Social media! It’s everywhere and it is the most sedentary thing one can do. Even disabled people can take a peek on a phone or a tablet. It’s light, it’s there and you barely move a muscle.
But a lot of damage can be done with social media. Most people don’t think about that when filing a disability case. It’s the last thing on their mind. It’s just there. Those little apps sitting quietly on the phone and a life saver when one is bored. Waiting for time to pass.
In the waiting room in a doctor’s office, at the dentist, in the car (hopefully while not driving) and in bed. Who doesn’t do it? You lie down and you are still trying to unwind so you check your friends on social media without even thinking what it could do to your case.
Investigators in Long Term Disability cases and even judges in Social Security cases are taking a closer look at your social media accounts. If your settings in those accounts allow for anyone to go in and take a look at your accounts it is easy for these investigators and judges to make assumptions.
Assumptions that may cost your case and with it thousands of dollars gone!
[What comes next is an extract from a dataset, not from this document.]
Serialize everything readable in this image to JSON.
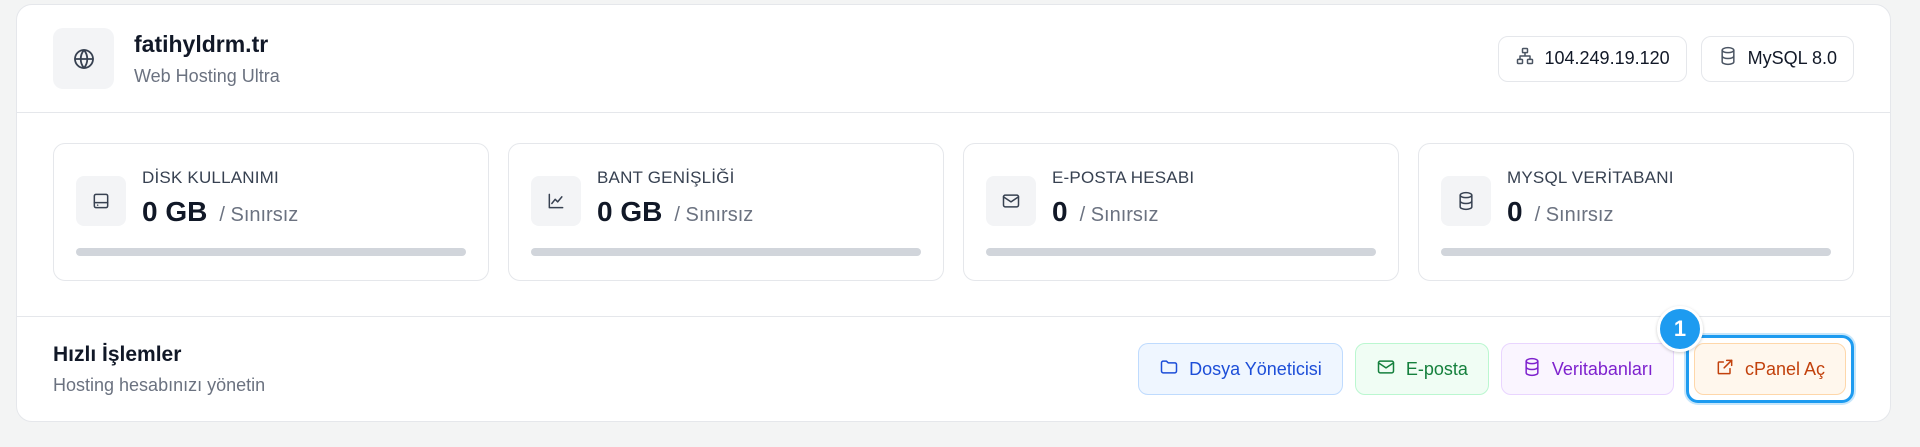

They don’t care if that photo of you having the time of your life on a cruise is 3 years old. Or that you are seen holding a golf club with a picturesque location in the background and all you did that day was to stand up from the bench to take that picture. Or all you have done that day was sit while watching others play. It doesn’t matter that the business you dreamed to have one day is just an open account on LinkedIn. Or even though you never even opened that business or have made any money with the business.
All they see in your Social media is that it looks bad. Really, really bad!
Enough that they are even salivating when they find this type of evidence against a claimant.
So, as much as people don’t think about social media when filing a disability case, it is time to take it very seriously. In a very connected world like ours you never know what people know about you or what they can see. But if you are giving free access to your virtual life, one that you could actually control a bit, please take charge. Either close your social media accounts or change your settings to a more private setting.
Also, be careful what you post even if the account is private. Be careful with your own friends posts in their own accounts. Even if you have private settings, some of your friends may not. If you are tagged in any of their open posts, you will be visible.
If that photo of you in a friend’s pool shows up in your friend’s Facebook page and his/her page is open to the public, there’s your photo, in all it’s damaging glory!
Even if all you did was go in the water because it helps with your back pain!
The issues with disability and social media are new. But these are picking up speed. Who knows what else will be available in the near future that can reveal things we don’t wish to be seen in public?
The reality is, there is no more privacy in this world. And if you file a claim for disability (Social Security, Long or Short Term disability or any other types out there) any and every information readily available online can and will be used against you. Learn more at this new site
Please be “virtually” safe!